The Zajonc effect is named for Robert Boleslaw Zajonc (1923-2008), a Polish-born American social psychologist who taught at the University of Michigan and Stanford University. (His last name rhymes with “science.”) His obituary in the New York Times singled out his work with “mere exposure”:
In a seminal experiment, published in The Journal of Personality and Social Psychology in 1968, he showed subjects a series of random shapes in rapid succession. The shapes appeared and disappeared so quickly that it was impossible to discern that some of them were actually repeated. Nevertheless, when subjects were later asked which shapes they found most pleasing, they reliably chose the ones to which they had been exposed the most often, though they had no conscious awareness of the fact.
Familiarity, in other words, breeds a kind of affection, Professor Zajonc found. Even before he defined and named it, the effect was dear to the hearts of advertisers and other shapers of culture.
The Zajonc effect has implications for branding and naming. Bruce Tait of the Minneapolis brand consultancy Tait Subler wrote about the connection in a 2012 blog post:
Let’s say you have five potential brand positioning strategies. In an effort to make the best decision, you quantitatively test the alternative strategies. People being people, they respond most negatively to the most unfamiliar — and differentiating — concept. They respond best to the strategy they’ve seen before. The one your competitor is using already. That’s the strategy you run with because it “won” in research… and another undifferentiated brand strategy is born.
Look around at famous marketing failures and they are often the ideas that tested the best. Some of the greatest successes tested terribly because they were different. It is a frustrating fact of marketing that the key ingredient to long-term brand success is differentiation but people are wired to respond negatively to a truly differentiating idea upon initial exposure.
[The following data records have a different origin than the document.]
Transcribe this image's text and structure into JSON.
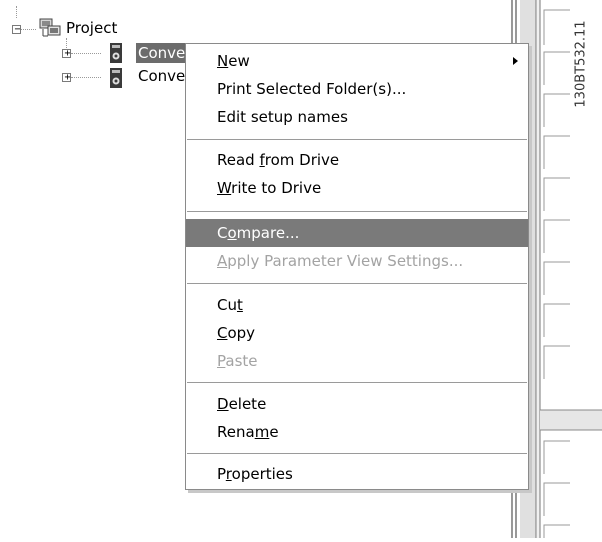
{
  "tree": {
    "root": {
      "label": "Project",
      "expander": "−"
    },
    "children": [
      {
        "label": "Conve",
        "expander": "+"
      },
      {
        "label": "Conve",
        "expander": "+"
      }
    ]
  },
  "context_menu": {
    "items": [
      {
        "label": "New",
        "mnemonic": "N",
        "has_submenu": true,
        "state": "normal"
      },
      {
        "label": "Print Selected Folder(s)...",
        "state": "normal"
      },
      {
        "label": "Edit setup names",
        "state": "normal"
      },
      {
        "label": "Read from Drive",
        "mnemonic": "f",
        "state": "normal"
      },
      {
        "label": "Write to Drive",
        "mnemonic": "W",
        "state": "normal"
      },
      {
        "label": "Compare...",
        "mnemonic": "o",
        "state": "highlighted"
      },
      {
        "label": "Apply Parameter View Settings...",
        "mnemonic": "A",
        "state": "disabled"
      },
      {
        "label": "Cut",
        "mnemonic": "t",
        "state": "normal"
      },
      {
        "label": "Copy",
        "mnemonic": "C",
        "state": "normal"
      },
      {
        "label": "Paste",
        "mnemonic": "P",
        "state": "disabled"
      },
      {
        "label": "Delete",
        "mnemonic": "D",
        "state": "normal"
      },
      {
        "label": "Rename",
        "mnemonic": "m",
        "state": "normal"
      },
      {
        "label": "Properties",
        "mnemonic": "r",
        "state": "normal"
      }
    ]
  },
  "figure_code": "130BT532.11",
  "colors": {
    "highlight": "#7a7a7a",
    "disabled_text": "#a3a3a3",
    "selection": "#6c6c6c"
  }
}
(Hat tip: Anthony Shore.)
See also “Forget About Love,” my 2010 post comparing a successful corporate name to an arranged marriage.
Other eponymous effects discussed here in previous posts: Dunning-Kruger, Streisand, Bradley, Coolidge, Martha Mitchell, Droste, Forer, Fujiwhara, McGurk, Meisner.